WHAT NEEDS TO BE DONE: Which of the lines in the data below contain the string "Advanced"? Copy each of them.

DATA LISTING:
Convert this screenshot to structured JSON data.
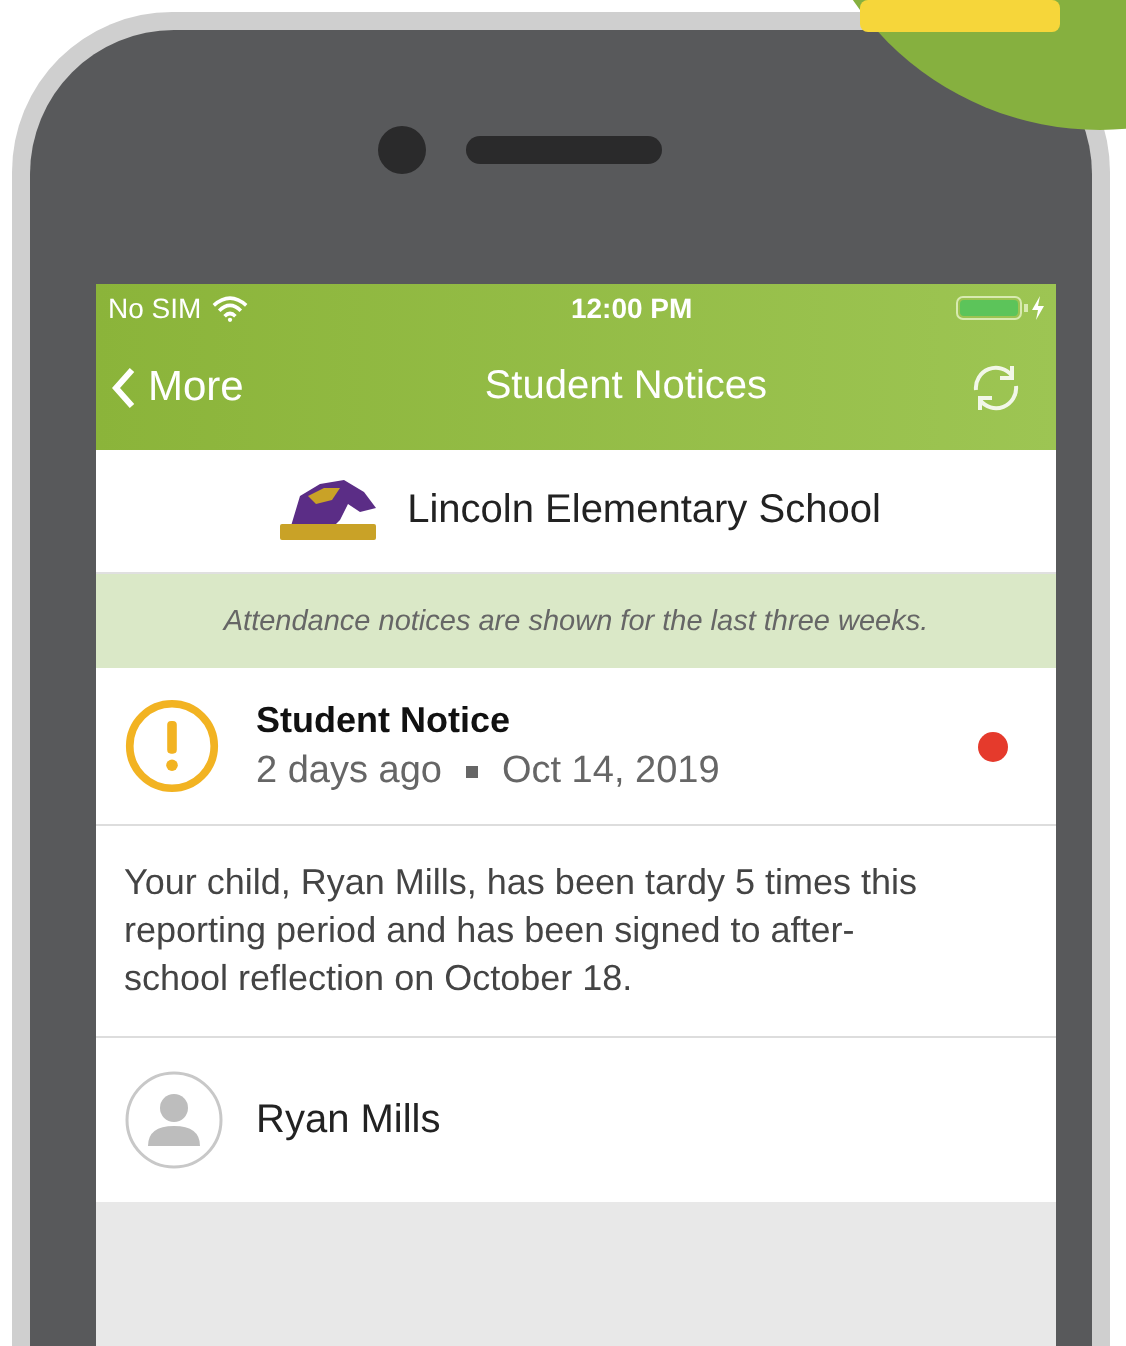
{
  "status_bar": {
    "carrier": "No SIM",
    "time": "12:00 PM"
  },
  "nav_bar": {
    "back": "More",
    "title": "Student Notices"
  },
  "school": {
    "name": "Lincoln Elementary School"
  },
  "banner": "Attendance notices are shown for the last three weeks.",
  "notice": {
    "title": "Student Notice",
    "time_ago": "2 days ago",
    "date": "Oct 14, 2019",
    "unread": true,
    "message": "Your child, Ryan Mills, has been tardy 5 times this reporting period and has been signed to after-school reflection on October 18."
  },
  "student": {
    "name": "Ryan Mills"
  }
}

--

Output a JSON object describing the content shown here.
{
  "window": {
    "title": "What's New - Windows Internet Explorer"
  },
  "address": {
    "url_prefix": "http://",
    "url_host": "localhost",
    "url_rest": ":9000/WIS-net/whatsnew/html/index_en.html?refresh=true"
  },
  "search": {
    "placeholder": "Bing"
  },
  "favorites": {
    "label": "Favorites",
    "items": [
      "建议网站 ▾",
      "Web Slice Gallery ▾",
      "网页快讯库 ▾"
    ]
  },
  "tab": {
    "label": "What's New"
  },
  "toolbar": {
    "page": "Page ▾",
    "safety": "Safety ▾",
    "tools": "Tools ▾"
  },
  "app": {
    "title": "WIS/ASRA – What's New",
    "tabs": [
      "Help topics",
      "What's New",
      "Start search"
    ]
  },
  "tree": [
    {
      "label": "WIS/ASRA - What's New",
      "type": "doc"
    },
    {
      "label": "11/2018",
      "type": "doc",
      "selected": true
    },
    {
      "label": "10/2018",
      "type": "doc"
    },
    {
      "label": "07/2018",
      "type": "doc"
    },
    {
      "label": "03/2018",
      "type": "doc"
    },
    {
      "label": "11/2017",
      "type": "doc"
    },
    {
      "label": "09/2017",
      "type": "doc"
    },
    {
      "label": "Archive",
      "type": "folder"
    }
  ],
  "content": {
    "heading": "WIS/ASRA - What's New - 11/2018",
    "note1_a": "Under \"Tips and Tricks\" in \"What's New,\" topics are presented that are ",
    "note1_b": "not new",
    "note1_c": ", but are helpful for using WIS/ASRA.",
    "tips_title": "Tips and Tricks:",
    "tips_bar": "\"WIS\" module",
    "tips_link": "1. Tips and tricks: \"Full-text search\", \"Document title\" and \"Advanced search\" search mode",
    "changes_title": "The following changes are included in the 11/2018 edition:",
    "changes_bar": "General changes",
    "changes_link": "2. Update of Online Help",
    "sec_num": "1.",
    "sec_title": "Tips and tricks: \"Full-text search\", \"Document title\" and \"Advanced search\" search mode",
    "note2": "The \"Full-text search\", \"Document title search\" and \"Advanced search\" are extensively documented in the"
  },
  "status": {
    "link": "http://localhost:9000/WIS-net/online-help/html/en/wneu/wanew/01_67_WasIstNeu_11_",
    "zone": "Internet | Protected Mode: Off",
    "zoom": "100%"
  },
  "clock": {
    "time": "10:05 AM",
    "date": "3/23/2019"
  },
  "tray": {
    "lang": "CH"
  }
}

RESULT OF THIS EXERCISE:
    "tips_link": "1. Tips and tricks: \"Full-text search\", \"Document title\" and \"Advanced search\" search mode",
    "sec_title": "Tips and tricks: \"Full-text search\", \"Document title\" and \"Advanced search\" search mode",
    "note2": "The \"Full-text search\", \"Document title search\" and \"Advanced search\" are extensively documented in the"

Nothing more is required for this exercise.